“The best camera is the one you have with you” — Chase Jarvis
For a long time I disliked point and shoot cameras in the era of film. Often clunky to use, poor performance or quality, this dislike trumped the reason to have them: not missing a shot. I probably missed a lot. Still, I bought an Olympus mju-2 (aka Stylus Epic) to have something in my pocket. This is a film camera, one that was the best compromise, one I could shoot slide film with, and that had a fast prime sharp 35mm f2.8 lens. This was before cell-phone had cameras.
Cell-phone cameras where horrible for a while. My Motorola clamshell phone camera was awful. This was before the original iPhone, which was the first to actually gather interest as being, at the time, decent. I didn’t get one.
In 2010, I got a Nexus One, liked the phone as a communication device, had a camera with nothing to rave about. I started using Instagram which had been released for Android. Then in 2012, I got a Samsung Galaxy Note (long story short, I won it): better camera, hated the phablet and the software. Still using Instagram. Later, in late 2013, I upgraded to the Nexus 4. Better camera, using it more, still posting Instagram. But it didn’t come close to the older 2012 iPhone 4S that my partner used. Each time I used it I fell it was so much nicer.

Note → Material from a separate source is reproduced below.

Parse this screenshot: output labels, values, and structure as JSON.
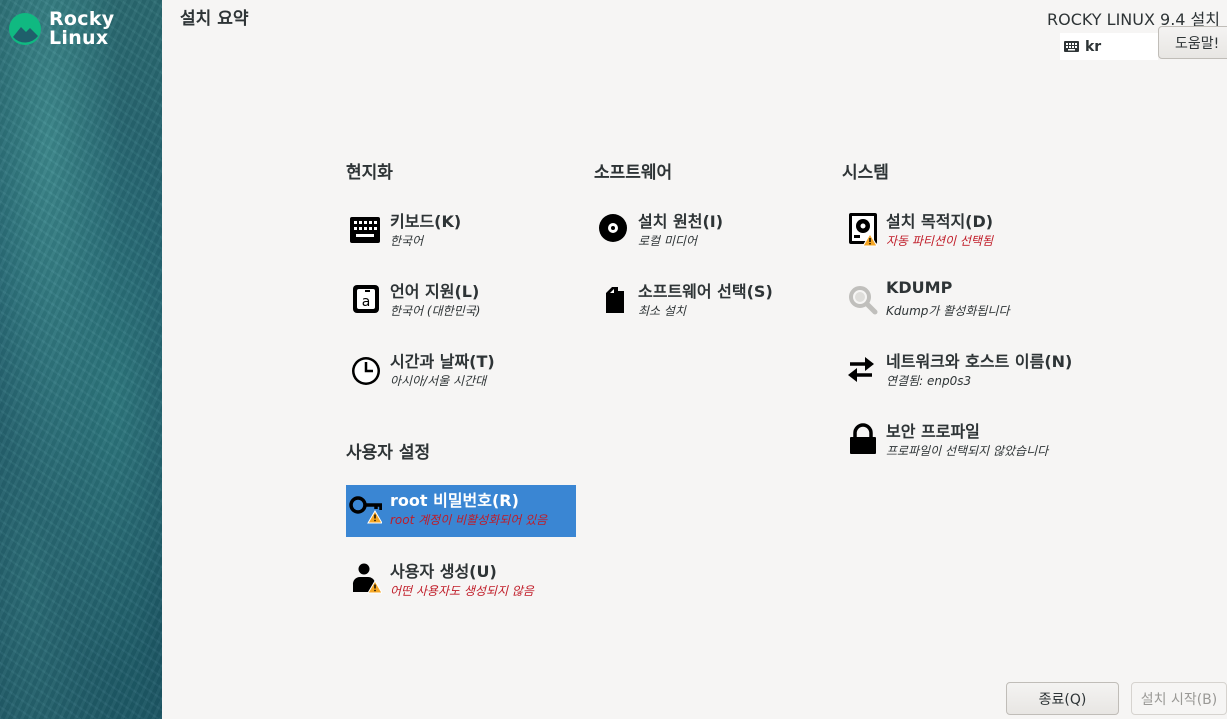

Later on, I got a Sony Xperia Z3c. I had a nice camera, but due to the reason I had this device I didn’t have the proper software than made the camera better. Distortion, lesser ISO performance, this made it unsatisfying, even if as is it was better than the Nexus 4.
Looking for a proper replacement communication device, and not considering an Android that wasn’t Google, I got an iPhone SE. It was cheaper than the Google flagship Pixel.

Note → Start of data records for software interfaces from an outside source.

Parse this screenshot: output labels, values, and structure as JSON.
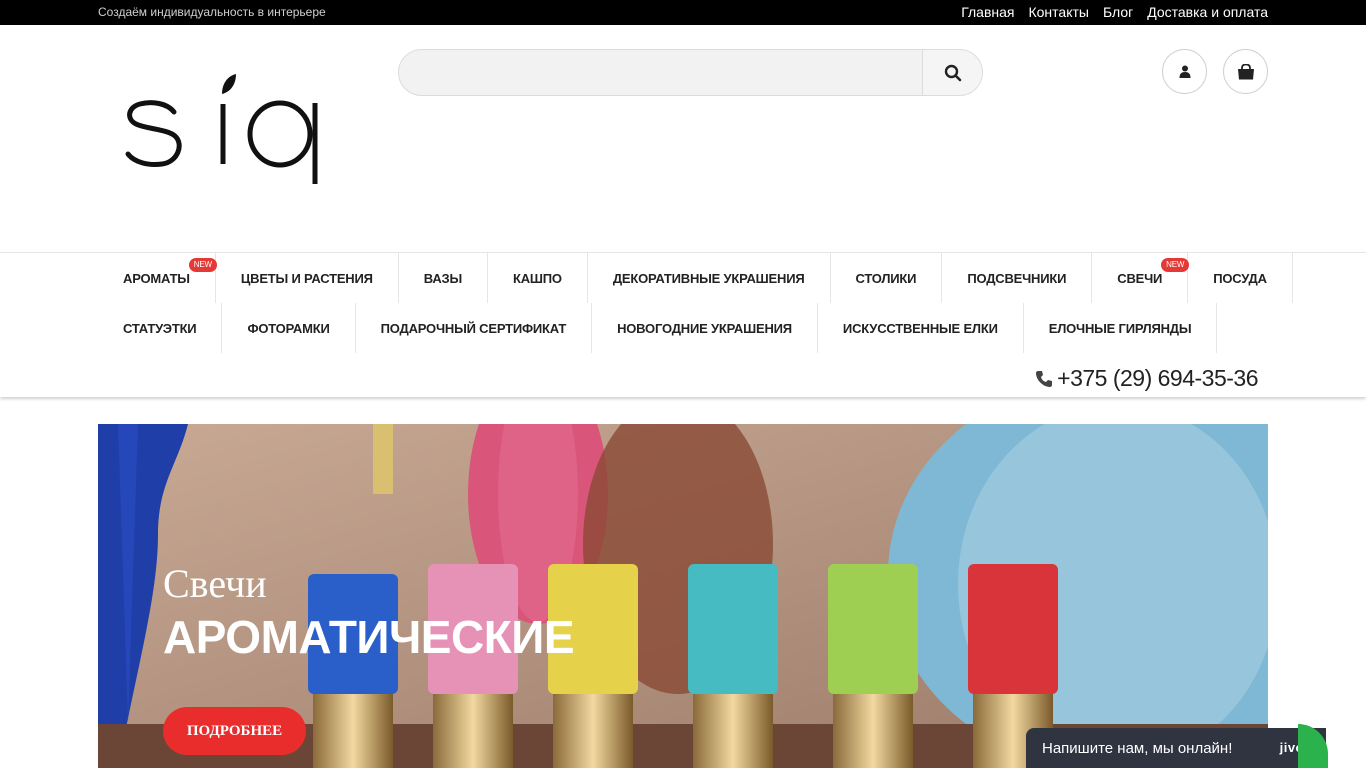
{
  "topbar": {
    "tagline": "Создаём индивидуальность в интерьере",
    "links": [
      "Главная",
      "Контакты",
      "Блог",
      "Доставка и оплата"
    ]
  },
  "header": {
    "logo_text": "sia",
    "search_placeholder": "",
    "icons": {
      "search": "search-icon",
      "user": "user-icon",
      "cart": "shopping-bag-icon"
    }
  },
  "nav": {
    "row1": [
      {
        "label": "АРОМАТЫ",
        "badge": "NEW"
      },
      {
        "label": "ЦВЕТЫ И РАСТЕНИЯ",
        "badge": ""
      },
      {
        "label": "ВАЗЫ",
        "badge": ""
      },
      {
        "label": "КАШПО",
        "badge": ""
      },
      {
        "label": "ДЕКОРАТИВНЫЕ УКРАШЕНИЯ",
        "badge": ""
      },
      {
        "label": "СТОЛИКИ",
        "badge": ""
      },
      {
        "label": "ПОДСВЕЧНИКИ",
        "badge": ""
      },
      {
        "label": "СВЕЧИ",
        "badge": "NEW"
      },
      {
        "label": "ПОСУДА",
        "badge": ""
      }
    ],
    "row2": [
      {
        "label": "СТАТУЭТКИ",
        "badge": ""
      },
      {
        "label": "ФОТОРАМКИ",
        "badge": ""
      },
      {
        "label": "ПОДАРОЧНЫЙ СЕРТИФИКАТ",
        "badge": ""
      },
      {
        "label": "НОВОГОДНИЕ УКРАШЕНИЯ",
        "badge": ""
      },
      {
        "label": "ИСКУССТВЕННЫЕ ЕЛКИ",
        "badge": ""
      },
      {
        "label": "ЕЛОЧНЫЕ ГИРЛЯНДЫ",
        "badge": ""
      }
    ],
    "phone": "+375 (29) 694-35-36"
  },
  "banner": {
    "subtitle": "Свечи",
    "title": "АРОМАТИЧЕСКИЕ",
    "button": "ПОДРОБНЕЕ"
  },
  "chat": {
    "text": "Напишите нам, мы онлайн!",
    "brand": "jivo"
  },
  "colors": {
    "accent": "#e92d2d",
    "badge": "#e53935",
    "topbar": "#000000",
    "chat": "#2f3440",
    "chat_green": "#2bb24c"
  }
}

Why do I love it?
Like any other phone, I always have it on me. It is in my pocket, on my desk, etc. This camera, has great software: it is pleasant to use and generate good quality pictures. Better than any previous phones I have had. Quality and user experience is what make it shine ; it is a camera that is more reactive.
In 2016 I spend most of the year, commuting to work, not carrying a camera but my phone. I took few pictures with it, despite plenty of opportunities.
In April 2017, I went for two weeks to Cologne in Germany. I did lug my photo back pack with the Fuji X-Pro1 and three lenses. I ended up using the iPhone mostly to take snaps, when previously I would have used the bigger camera, I even used it to take some moves and timelapses. I used the Fuji on a few walkabout and even then I used the iPhone as a second camera, more often than before. And I felt that my yield of keepers is higher with this phone than ever. And I end up using Instagram more.
This iPhone beats hand down lots of compact cameras: quality, reactivity, lens.
Today every camera can do movies. 1080p is the “standard”, 4k is one that few reach. Canon needs expensive DSLR for that. But the iPhone, it can do it. I’ll be honest, I don’t feel the need for 4k, but two things: 4k is where things are at right now, and 4k allow zooming for a 1080p output, which is what most people will target anyway.
The iPhone has incredible quality for a small camera. It can do slo-mo, time lapse, shoot 1080p at either 30 or 60fps, 4k at 30fps, slo-mo 1080p at 120fps, 240fps if you go down to 720p. In short, you have choice. Even with the front facing camera, which makes it practical for vlogging.
Last but not least, it comes with iMovie. “Shot, edited and upoaded on iPhone”. That’s right you have all the workflow in one device.
This is not to say an Android phone could be as good. Just that so far the one I had weren’t and, and as a communication device they get
obsoleted too quickly. Even the Pixel, that dollar for dollar, cost as much as an iPhone 7.
Smartphone have clearly evolved as a photographic and movie making tool. They are capable of doing things no one expected a few years ago. And they are clearly eating into the compact camera market.
And now the conclusion
The iPhone SE really made me tilt over using the smartphone as a photographic tool more often. I felt successfully creative with it. Not that it is a big innovation, it is just that as a whole it works better. Gear doesn’t make the photographer, but gear that you are not comfortable with (that frustrate your) is ultimately hindering your process. Ultimately I will not abandon my other cameras, but I’ll be more inclined to leave it home for circumstances where I believe the iPhone will work.